*Brief*
Down to the last line, reproduce the data that follows, but skip the pictures.

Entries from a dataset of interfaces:

★ ★ ★

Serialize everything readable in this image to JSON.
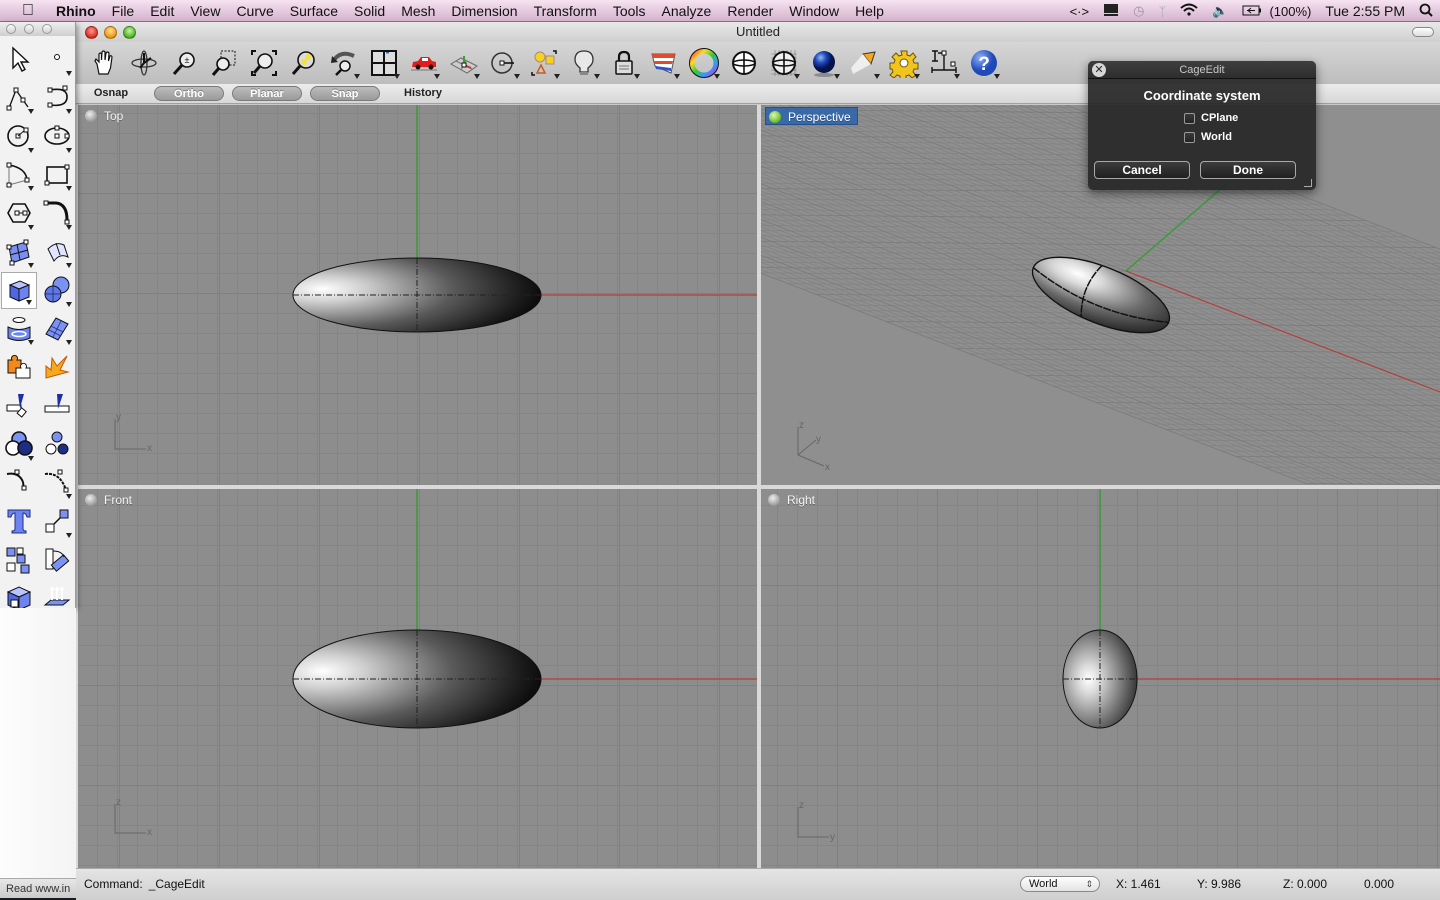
{
  "menubar": {
    "apple_icon": "apple-logo",
    "app_name": "Rhino",
    "items": [
      "File",
      "Edit",
      "View",
      "Curve",
      "Surface",
      "Solid",
      "Mesh",
      "Dimension",
      "Transform",
      "Tools",
      "Analyze",
      "Render",
      "Window",
      "Help"
    ],
    "status": {
      "battery_percent": "(100%)",
      "clock": "Tue 2:55 PM",
      "icons": [
        "script-arrows-icon",
        "display-icon",
        "time-machine-icon",
        "bluetooth-icon",
        "wifi-icon",
        "volume-icon",
        "battery-icon",
        "spotlight-search-icon"
      ]
    }
  },
  "window": {
    "title": "Untitled"
  },
  "toolbar": {
    "buttons": [
      {
        "name": "pan-icon",
        "tip": "Pan"
      },
      {
        "name": "rotate-view-icon",
        "tip": "Rotate"
      },
      {
        "name": "zoom-dynamic-icon",
        "tip": "Zoom"
      },
      {
        "name": "zoom-window-icon",
        "tip": "Zoom Window"
      },
      {
        "name": "zoom-extents-icon",
        "tip": "Zoom Extents"
      },
      {
        "name": "zoom-selected-icon",
        "tip": "Zoom Selected"
      },
      {
        "name": "undo-view-icon",
        "tip": "Undo View"
      },
      {
        "name": "four-viewports-icon",
        "tip": "4 Viewports"
      },
      {
        "name": "named-views-car-icon",
        "tip": "Named Views"
      },
      {
        "name": "cplane-icon",
        "tip": "CPlane"
      },
      {
        "name": "object-snap-icon",
        "tip": "Osnap"
      },
      {
        "name": "select-objects-icon",
        "tip": "Select"
      },
      {
        "name": "lights-icon",
        "tip": "Lights"
      },
      {
        "name": "lock-icon",
        "tip": "Lock"
      },
      {
        "name": "layers-icon",
        "tip": "Layers"
      },
      {
        "name": "color-wheel-icon",
        "tip": "Properties"
      },
      {
        "name": "wireframe-sphere-icon",
        "tip": "Wireframe"
      },
      {
        "name": "ghosted-sphere-icon",
        "tip": "Ghosted"
      },
      {
        "name": "render-sphere-icon",
        "tip": "Rendered"
      },
      {
        "name": "spotlight-icon",
        "tip": "Spotlight"
      },
      {
        "name": "settings-gear-icon",
        "tip": "Options"
      },
      {
        "name": "dimension-icon",
        "tip": "Dimensions"
      },
      {
        "name": "help-icon",
        "tip": "Help"
      }
    ]
  },
  "modes": [
    {
      "label": "Osnap",
      "on": false
    },
    {
      "label": "Ortho",
      "on": true
    },
    {
      "label": "Planar",
      "on": true
    },
    {
      "label": "Snap",
      "on": true
    },
    {
      "label": "History",
      "on": false
    }
  ],
  "viewports": {
    "top": {
      "label": "Top",
      "axis_h": "x",
      "axis_v": "y"
    },
    "perspective": {
      "label": "Perspective",
      "active": true,
      "axis_x": "x",
      "axis_y": "y",
      "axis_z": "z"
    },
    "front": {
      "label": "Front",
      "axis_h": "x",
      "axis_v": "z"
    },
    "right": {
      "label": "Right",
      "axis_h": "y",
      "axis_v": "z"
    }
  },
  "palette": {
    "tools": [
      "select-arrow-icon",
      "point-icon",
      "polyline-icon",
      "curve-icon",
      "circle-icon",
      "ellipse-icon",
      "arc-icon",
      "rectangle-icon",
      "polygon-icon",
      "fillet-curve-icon",
      "surface-from-points-icon",
      "extrude-surface-icon",
      "box-solid-icon",
      "sphere-solid-icon",
      "cylinder-icon",
      "mesh-surface-icon",
      "boolean-puzzle-icon",
      "explode-icon",
      "trim-icon",
      "split-icon",
      "boolean-union-icon",
      "group-icon",
      "fillet-edge-icon",
      "blend-curve-icon",
      "text-icon",
      "move-icon",
      "array-icon",
      "rotate-icon",
      "block-icon",
      "project-icon"
    ],
    "selected_index": 12
  },
  "command": {
    "prompt": "Command:",
    "value": "_CageEdit"
  },
  "coords": {
    "system": "World",
    "x": "X: 1.461",
    "y": "Y: 9.986",
    "z": "Z: 0.000",
    "d": "0.000"
  },
  "read_bar": "Read www.in",
  "dialog": {
    "title": "CageEdit",
    "heading": "Coordinate system",
    "options": [
      {
        "label": "CPlane",
        "checked": false
      },
      {
        "label": "World",
        "checked": false
      }
    ],
    "cancel_label": "Cancel",
    "done_label": "Done"
  },
  "colors": {
    "x_axis": "#b0403f",
    "y_axis": "#3f9a3a",
    "active_viewport": "#3a69a8",
    "viewport_bg": "#8d8d8d"
  }
}
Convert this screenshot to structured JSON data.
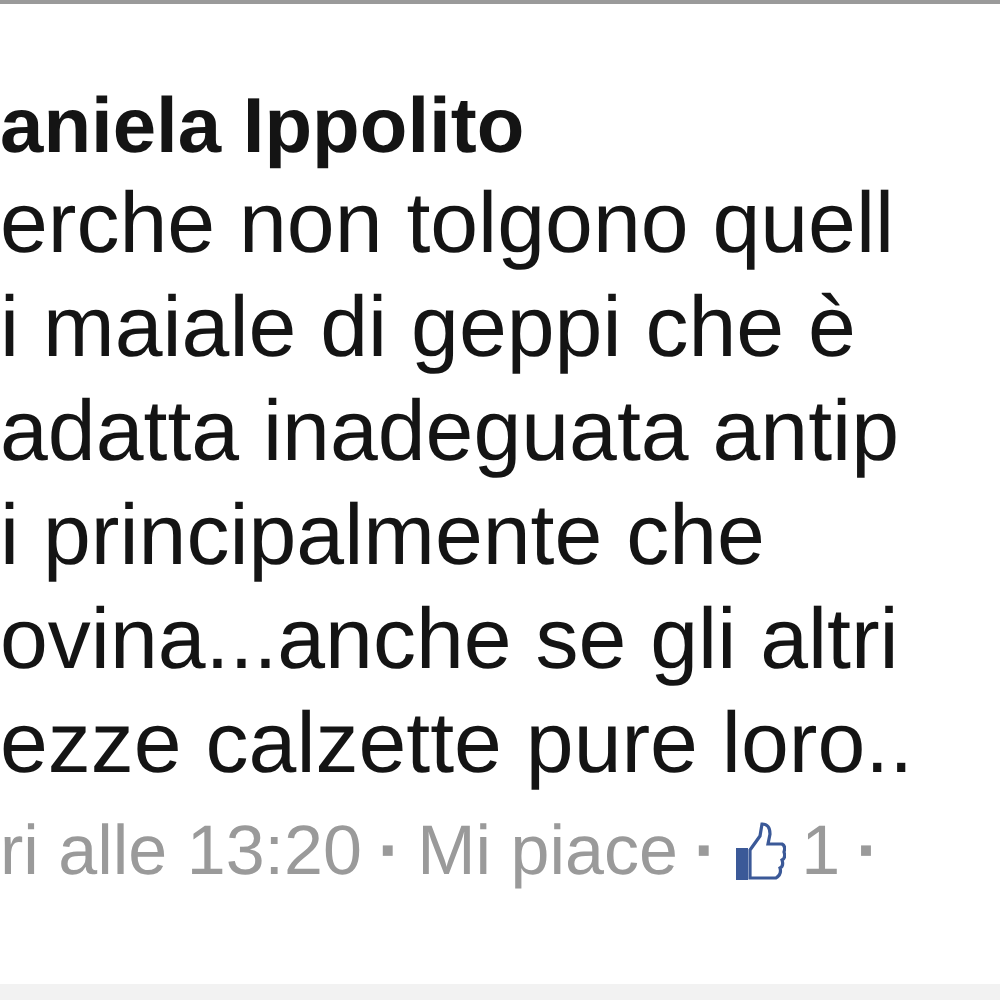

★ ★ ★

*Your solution*
Serialize everything readable in this image to JSON.
{
  "menubar": {
    "apple_icon": "apple-logo",
    "app_name": "Rhino",
    "items": [
      "File",
      "Edit",
      "View",
      "Curve",
      "Surface",
      "Solid",
      "Mesh",
      "Dimension",
      "Transform",
      "Tools",
      "Analyze",
      "Render",
      "Window",
      "Help"
    ],
    "status": {
      "battery_percent": "(100%)",
      "clock": "Tue 2:55 PM",
      "icons": [
        "script-arrows-icon",
        "display-icon",
        "time-machine-icon",
        "bluetooth-icon",
        "wifi-icon",
        "volume-icon",
        "battery-icon",
        "spotlight-search-icon"
      ]
    }
  },
  "window": {
    "title": "Untitled"
  },
  "toolbar": {
    "buttons": [
      {
        "name": "pan-icon",
        "tip": "Pan"
      },
      {
        "name": "rotate-view-icon",
        "tip": "Rotate"
      },
      {
        "name": "zoom-dynamic-icon",
        "tip": "Zoom"
      },
      {
        "name": "zoom-window-icon",
        "tip": "Zoom Window"
      },
      {
        "name": "zoom-extents-icon",
        "tip": "Zoom Extents"
      },
      {
        "name": "zoom-selected-icon",
        "tip": "Zoom Selected"
      },
      {
        "name": "undo-view-icon",
        "tip": "Undo View"
      },
      {
        "name": "four-viewports-icon",
        "tip": "4 Viewports"
      },
      {
        "name": "named-views-car-icon",
        "tip": "Named Views"
      },
      {
        "name": "cplane-icon",
        "tip": "CPlane"
      },
      {
        "name": "object-snap-icon",
        "tip": "Osnap"
      },
      {
        "name": "select-objects-icon",
        "tip": "Select"
      },
      {
        "name": "lights-icon",
        "tip": "Lights"
      },
      {
        "name": "lock-icon",
        "tip": "Lock"
      },
      {
        "name": "layers-icon",
        "tip": "Layers"
      },
      {
        "name": "color-wheel-icon",
        "tip": "Properties"
      },
      {
        "name": "wireframe-sphere-icon",
        "tip": "Wireframe"
      },
      {
        "name": "ghosted-sphere-icon",
        "tip": "Ghosted"
      },
      {
        "name": "render-sphere-icon",
        "tip": "Rendered"
      },
      {
        "name": "spotlight-icon",
        "tip": "Spotlight"
      },
      {
        "name": "settings-gear-icon",
        "tip": "Options"
      },
      {
        "name": "dimension-icon",
        "tip": "Dimensions"
      },
      {
        "name": "help-icon",
        "tip": "Help"
      }
    ]
  },
  "modes": [
    {
      "label": "Osnap",
      "on": false
    },
    {
      "label": "Ortho",
      "on": true
    },
    {
      "label": "Planar",
      "on": true
    },
    {
      "label": "Snap",
      "on": true
    },
    {
      "label": "History",
      "on": false
    }
  ],
  "viewports": {
    "top": {
      "label": "Top",
      "axis_h": "x",
      "axis_v": "y"
    },
    "perspective": {
      "label": "Perspective",
      "active": true,
      "axis_x": "x",
      "axis_y": "y",
      "axis_z": "z"
    },
    "front": {
      "label": "Front",
      "axis_h": "x",
      "axis_v": "z"
    },
    "right": {
      "label": "Right",
      "axis_h": "y",
      "axis_v": "z"
    }
  },
  "palette": {
    "tools": [
      "select-arrow-icon",
      "point-icon",
      "polyline-icon",
      "curve-icon",
      "circle-icon",
      "ellipse-icon",
      "arc-icon",
      "rectangle-icon",
      "polygon-icon",
      "fillet-curve-icon",
      "surface-from-points-icon",
      "extrude-surface-icon",
      "box-solid-icon",
      "sphere-solid-icon",
      "cylinder-icon",
      "mesh-surface-icon",
      "boolean-puzzle-icon",
      "explode-icon",
      "trim-icon",
      "split-icon",
      "boolean-union-icon",
      "group-icon",
      "fillet-edge-icon",
      "blend-curve-icon",
      "text-icon",
      "move-icon",
      "array-icon",
      "rotate-icon",
      "block-icon",
      "project-icon"
    ],
    "selected_index": 12
  },
  "command": {
    "prompt": "Command:",
    "value": "_CageEdit"
  },
  "coords": {
    "system": "World",
    "x": "X: 1.461",
    "y": "Y: 9.986",
    "z": "Z: 0.000",
    "d": "0.000"
  },
  "read_bar": "Read www.in",
  "dialog": {
    "title": "CageEdit",
    "heading": "Coordinate system",
    "options": [
      {
        "label": "CPlane",
        "checked": false
      },
      {
        "label": "World",
        "checked": false
      }
    ],
    "cancel_label": "Cancel",
    "done_label": "Done"
  },
  "colors": {
    "x_axis": "#b0403f",
    "y_axis": "#3f9a3a",
    "active_viewport": "#3a69a8",
    "viewport_bg": "#8d8d8d"
  }
}
Convert this screenshot to structured JSON data.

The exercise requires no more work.